Web page and app entries:

# # # # # # #

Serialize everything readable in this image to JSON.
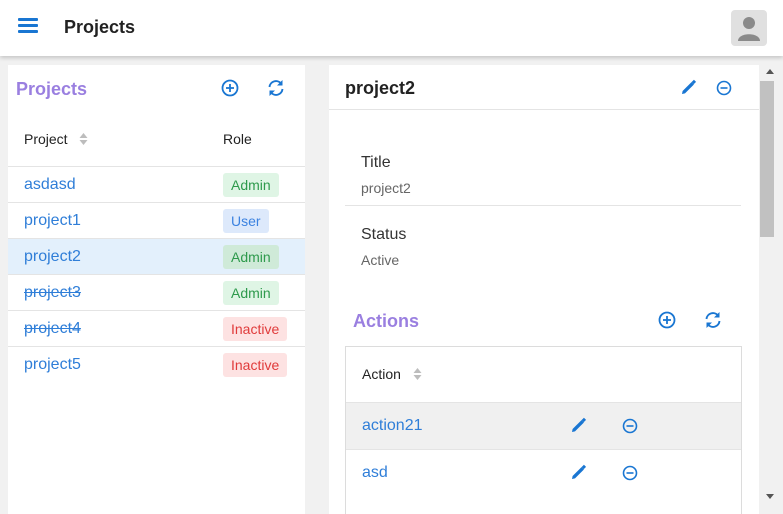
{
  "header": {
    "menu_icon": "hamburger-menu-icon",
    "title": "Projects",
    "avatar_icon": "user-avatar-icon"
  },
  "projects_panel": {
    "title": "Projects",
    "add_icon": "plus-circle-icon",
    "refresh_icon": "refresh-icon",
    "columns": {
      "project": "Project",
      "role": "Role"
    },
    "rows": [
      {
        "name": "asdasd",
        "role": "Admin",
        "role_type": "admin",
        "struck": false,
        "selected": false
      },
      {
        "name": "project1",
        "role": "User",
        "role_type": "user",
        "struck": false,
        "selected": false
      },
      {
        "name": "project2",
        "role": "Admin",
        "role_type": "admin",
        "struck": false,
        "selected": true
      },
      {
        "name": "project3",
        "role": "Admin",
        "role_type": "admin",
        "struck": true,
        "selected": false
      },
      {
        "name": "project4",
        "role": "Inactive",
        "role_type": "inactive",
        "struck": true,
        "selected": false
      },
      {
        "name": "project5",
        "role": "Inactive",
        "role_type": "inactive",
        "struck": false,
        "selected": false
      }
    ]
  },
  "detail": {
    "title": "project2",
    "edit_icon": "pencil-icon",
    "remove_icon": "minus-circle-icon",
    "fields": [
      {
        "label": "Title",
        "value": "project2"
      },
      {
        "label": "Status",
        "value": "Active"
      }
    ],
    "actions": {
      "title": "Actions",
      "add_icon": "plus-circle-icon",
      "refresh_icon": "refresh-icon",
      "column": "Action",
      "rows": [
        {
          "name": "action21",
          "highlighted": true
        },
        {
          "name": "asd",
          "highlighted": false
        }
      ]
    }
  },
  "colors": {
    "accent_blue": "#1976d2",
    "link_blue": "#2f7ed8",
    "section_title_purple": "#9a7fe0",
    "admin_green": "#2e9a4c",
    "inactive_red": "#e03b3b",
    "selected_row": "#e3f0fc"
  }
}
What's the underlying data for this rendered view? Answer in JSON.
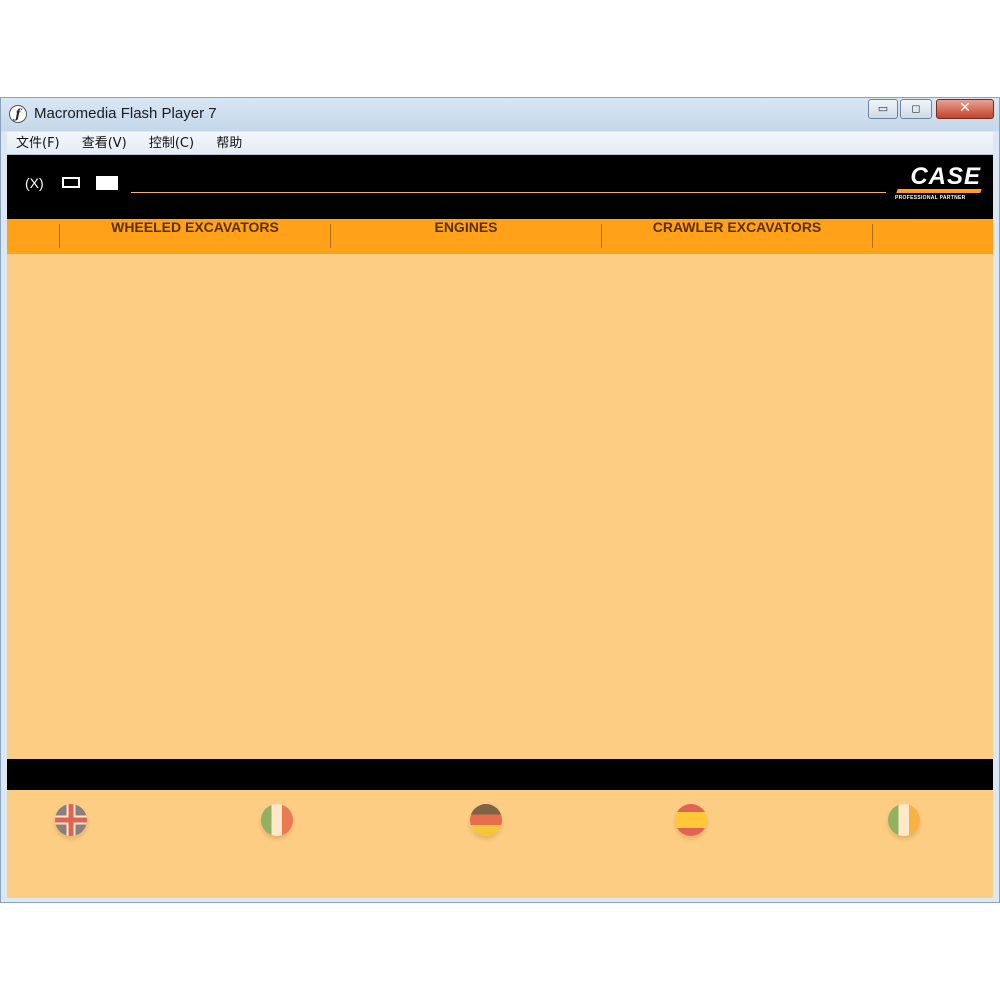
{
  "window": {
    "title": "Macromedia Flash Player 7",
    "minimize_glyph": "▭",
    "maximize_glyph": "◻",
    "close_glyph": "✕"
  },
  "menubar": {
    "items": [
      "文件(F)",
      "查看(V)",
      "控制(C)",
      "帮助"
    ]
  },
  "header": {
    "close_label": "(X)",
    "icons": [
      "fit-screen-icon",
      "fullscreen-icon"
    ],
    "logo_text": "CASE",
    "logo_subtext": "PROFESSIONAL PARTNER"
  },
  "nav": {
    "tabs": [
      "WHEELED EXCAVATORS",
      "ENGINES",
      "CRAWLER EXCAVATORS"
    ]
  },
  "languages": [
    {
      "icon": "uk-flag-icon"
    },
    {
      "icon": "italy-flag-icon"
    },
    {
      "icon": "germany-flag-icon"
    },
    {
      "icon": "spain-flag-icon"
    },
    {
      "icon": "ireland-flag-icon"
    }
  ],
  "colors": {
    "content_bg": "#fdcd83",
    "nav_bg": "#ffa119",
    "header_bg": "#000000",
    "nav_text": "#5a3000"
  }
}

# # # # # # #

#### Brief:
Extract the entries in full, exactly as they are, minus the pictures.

#### Result below:
Serialize everything readable in this image to JSON.
{
  "header": {
    "menu_icon": "hamburger-menu-icon",
    "title": "Projects",
    "avatar_icon": "user-avatar-icon"
  },
  "projects_panel": {
    "title": "Projects",
    "add_icon": "plus-circle-icon",
    "refresh_icon": "refresh-icon",
    "columns": {
      "project": "Project",
      "role": "Role"
    },
    "rows": [
      {
        "name": "asdasd",
        "role": "Admin",
        "role_type": "admin",
        "struck": false,
        "selected": false
      },
      {
        "name": "project1",
        "role": "User",
        "role_type": "user",
        "struck": false,
        "selected": false
      },
      {
        "name": "project2",
        "role": "Admin",
        "role_type": "admin",
        "struck": false,
        "selected": true
      },
      {
        "name": "project3",
        "role": "Admin",
        "role_type": "admin",
        "struck": true,
        "selected": false
      },
      {
        "name": "project4",
        "role": "Inactive",
        "role_type": "inactive",
        "struck": true,
        "selected": false
      },
      {
        "name": "project5",
        "role": "Inactive",
        "role_type": "inactive",
        "struck": false,
        "selected": false
      }
    ]
  },
  "detail": {
    "title": "project2",
    "edit_icon": "pencil-icon",
    "remove_icon": "minus-circle-icon",
    "fields": [
      {
        "label": "Title",
        "value": "project2"
      },
      {
        "label": "Status",
        "value": "Active"
      }
    ],
    "actions": {
      "title": "Actions",
      "add_icon": "plus-circle-icon",
      "refresh_icon": "refresh-icon",
      "column": "Action",
      "rows": [
        {
          "name": "action21",
          "highlighted": true
        },
        {
          "name": "asd",
          "highlighted": false
        }
      ]
    }
  },
  "colors": {
    "accent_blue": "#1976d2",
    "link_blue": "#2f7ed8",
    "section_title_purple": "#9a7fe0",
    "admin_green": "#2e9a4c",
    "inactive_red": "#e03b3b",
    "selected_row": "#e3f0fc"
  }
}
What's the underlying data for this rendered view? Answer in JSON.
{
  "window": {
    "title": "Macromedia Flash Player 7",
    "minimize_glyph": "▭",
    "maximize_glyph": "◻",
    "close_glyph": "✕"
  },
  "menubar": {
    "items": [
      "文件(F)",
      "查看(V)",
      "控制(C)",
      "帮助"
    ]
  },
  "header": {
    "close_label": "(X)",
    "icons": [
      "fit-screen-icon",
      "fullscreen-icon"
    ],
    "logo_text": "CASE",
    "logo_subtext": "PROFESSIONAL PARTNER"
  },
  "nav": {
    "tabs": [
      "WHEELED EXCAVATORS",
      "ENGINES",
      "CRAWLER EXCAVATORS"
    ]
  },
  "languages": [
    {
      "icon": "uk-flag-icon"
    },
    {
      "icon": "italy-flag-icon"
    },
    {
      "icon": "germany-flag-icon"
    },
    {
      "icon": "spain-flag-icon"
    },
    {
      "icon": "ireland-flag-icon"
    }
  ],
  "colors": {
    "content_bg": "#fdcd83",
    "nav_bg": "#ffa119",
    "header_bg": "#000000",
    "nav_text": "#5a3000"
  }
}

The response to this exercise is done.